If you care about population health, you probably know that real wages have stagnated. Here’s the Economic Policy Institute on the depressing stagnation of wages over 40 years.
Given all the research on the effects of low income on health—because of long working hours, poor educational opportunities, lack of effective access to care, stress—we should probably be taking this on in a much bigger way as a public health issue. Not just the huge literature on income inequality and health. That’s clearly relevant – this graph says that were it not for the increase in inequality pay for the middle class would be 30% higher than it is now – but also concrete ways of redressing the gap: increases in the minimum wage could help (although the jury is still out on those effects), better laws against wage theft, higher marginal tax rates at the top.
Also, from the census press release:
Median household income in the United States in 2014 was $53,657, not statistically different in real terms from the 2013 median income.

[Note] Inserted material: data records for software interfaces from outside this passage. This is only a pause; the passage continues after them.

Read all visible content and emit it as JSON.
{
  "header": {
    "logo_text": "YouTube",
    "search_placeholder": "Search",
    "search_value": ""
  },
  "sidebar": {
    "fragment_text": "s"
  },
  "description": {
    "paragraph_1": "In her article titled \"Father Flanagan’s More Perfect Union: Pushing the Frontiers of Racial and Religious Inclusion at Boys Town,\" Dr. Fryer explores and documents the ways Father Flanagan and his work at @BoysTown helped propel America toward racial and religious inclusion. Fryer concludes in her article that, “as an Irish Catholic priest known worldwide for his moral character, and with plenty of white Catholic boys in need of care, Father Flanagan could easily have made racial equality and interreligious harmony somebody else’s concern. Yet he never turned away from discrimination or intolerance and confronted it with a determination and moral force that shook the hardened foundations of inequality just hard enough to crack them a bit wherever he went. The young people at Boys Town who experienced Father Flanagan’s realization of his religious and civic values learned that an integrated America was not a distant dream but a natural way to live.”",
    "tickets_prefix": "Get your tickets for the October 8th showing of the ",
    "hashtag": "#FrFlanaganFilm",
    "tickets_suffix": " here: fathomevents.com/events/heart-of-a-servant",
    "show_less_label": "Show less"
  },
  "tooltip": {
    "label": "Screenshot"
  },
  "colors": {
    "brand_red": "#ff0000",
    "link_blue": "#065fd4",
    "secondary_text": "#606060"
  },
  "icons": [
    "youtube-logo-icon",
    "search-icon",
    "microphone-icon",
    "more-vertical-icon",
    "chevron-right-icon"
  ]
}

This is the third consecutive year that the annual change was not statistically significant, following two consecutive annual declines.